In August this year i was in US combining business with family engagements. During the last leg of my journey, in New york, after hours of comparing hotel prices, i found a Radisson near the Newark airport to be the cheapest. $41 per night. That’s what i booked for two nights.
After a long day, of a client visit, and strolling endlessly (and aimlessly) for the rest of the day on Times Square, i got a little late in catching the metro back to Newark. To get to the airport was a $40 ride, which i had made on day one of arriving in Newark, but was unwilling to use a taxi again. So, i waited for the last bus at 10:30pm at a deserted bus stop in down-town Newark. Most of my friends and relatives in US would call me crazy for having done that – they say that this region is extremely unsafe and crime prone. But i did – to conserve our hard earned money at Srijan. Sometimes, i find myself being penny-wise-pound-foolish – but that is another story – and must not take away from me anything on my spirit of conserving our money.

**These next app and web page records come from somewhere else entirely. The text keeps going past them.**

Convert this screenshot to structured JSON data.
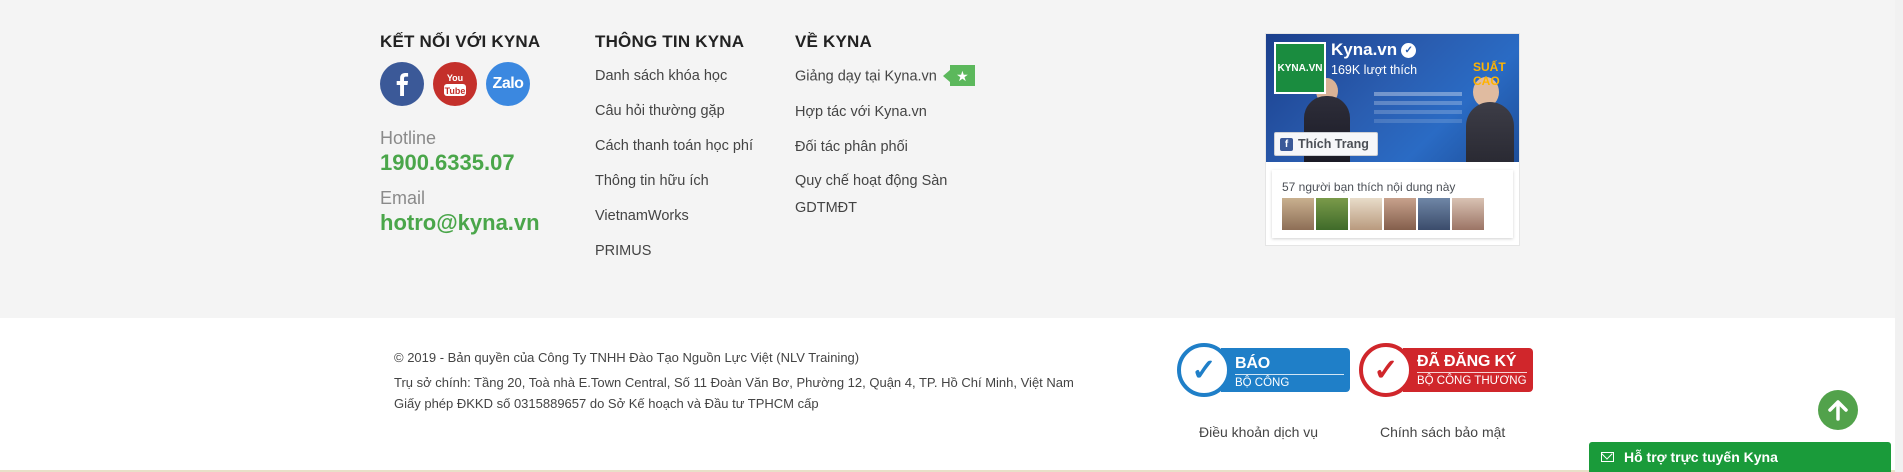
{
  "connect": {
    "title": "KẾT NỐI VỚI KYNA",
    "social": [
      {
        "icon": "facebook-icon",
        "label": "f"
      },
      {
        "icon": "youtube-icon",
        "label": "You Tube"
      },
      {
        "icon": "zalo-icon",
        "label": "Zalo"
      }
    ],
    "hotline_label": "Hotline",
    "hotline_value": "1900.6335.07",
    "email_label": "Email",
    "email_value": "hotro@kyna.vn"
  },
  "info": {
    "title": "THÔNG TIN KYNA",
    "links": [
      "Danh sách khóa học",
      "Câu hỏi thường gặp",
      "Cách thanh toán học phí",
      "Thông tin hữu ích",
      "VietnamWorks",
      "PRIMUS"
    ]
  },
  "about": {
    "title": "VỀ KYNA",
    "links": [
      "Giảng dạy tại Kyna.vn",
      "Hợp tác với Kyna.vn",
      "Đối tác phân phối",
      "Quy chế hoạt động Sàn GDTMĐT"
    ]
  },
  "facebook": {
    "page_name": "Kyna.vn",
    "likes": "169K lượt thích",
    "logo_text": "KYNA.VN",
    "cover_text": "SUẤT CAO",
    "like_button": "Thích Trang",
    "friends_text": "57 người bạn thích nội dung này"
  },
  "legal": {
    "copyright": "© 2019 - Bản quyền của Công Ty TNHH Đào Tạo Nguồn Lực Việt (NLV Training)",
    "address": "Trụ sở chính: Tầng 20, Toà nhà E.Town Central, Số 11 Đoàn Văn Bơ, Phường 12, Quận 4, TP. Hồ Chí Minh, Việt Nam",
    "license": "Giấy phép ĐKKD số 0315889657 do Sở Kế hoạch và Đầu tư TPHCM cấp"
  },
  "badges": {
    "notified_big": "ĐÃ THÔNG BÁO",
    "notified_small": "BỘ CÔNG THƯƠNG",
    "registered_big": "ĐÃ ĐĂNG KÝ",
    "registered_small": "BỘ CÔNG THƯƠNG"
  },
  "policies": {
    "terms": "Điều khoản dịch vụ",
    "privacy": "Chính sách bảo mật"
  },
  "support": {
    "label": "Hỗ trợ trực tuyến Kyna"
  },
  "colors": {
    "accent_green": "#4aa64a",
    "gov_blue": "#1f7fc8",
    "gov_red": "#d0262b",
    "support_green": "#1a9b3a"
  }
}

Finally, i heard some chattering across the road, and the rolling noise of a bag. Along came a black woman, talking loudly to an Asian looking man (note: in US – Asians are people from China/Japan/Korea/SE Asia – and not Indians as you would imagine). They had barely made it in time to catch the same bus. We got talking, and soon realised that the Asian guy was born-brought-up in America (with Chinese roots), and was the CEO of a top Social Media Marketing company in the US, with a turnover of $3-4 million, and with over 30 employees.
Why the hell was he looking so shabby? And travelling with me in a bus? To save money? WTF?
That’s exactly how it turned out to be, as i realised in digging a little further. He mentioned, exactly like i do often, “Oh i have to pay off everyone’s salaries and then if something’s left i pay myself. My salary is often lower than a lot of people at the company as well”. He’d been in business for over 4 years now.
At office, however, the expectations of people is often different. I am often criticised by my colleagues for the slow growth of Srijan. Success stories narrated in movies such as The Social Network, fuel such unjustified judgements. My friend, designer and co-entrepreneur, Itu, put perspective to the success of entrepreneurs. He was sharing a concern when he noted, “…you would know well Rahul, that in the winning of a deal, luck has such a big role to play; there are so many factors at play; you never know which way things will turn; it’s not always about being most competent to do a job“.
Having said that, i will not shy away from accepting that in my performance (self-evaluation) as a business leader is rather poor.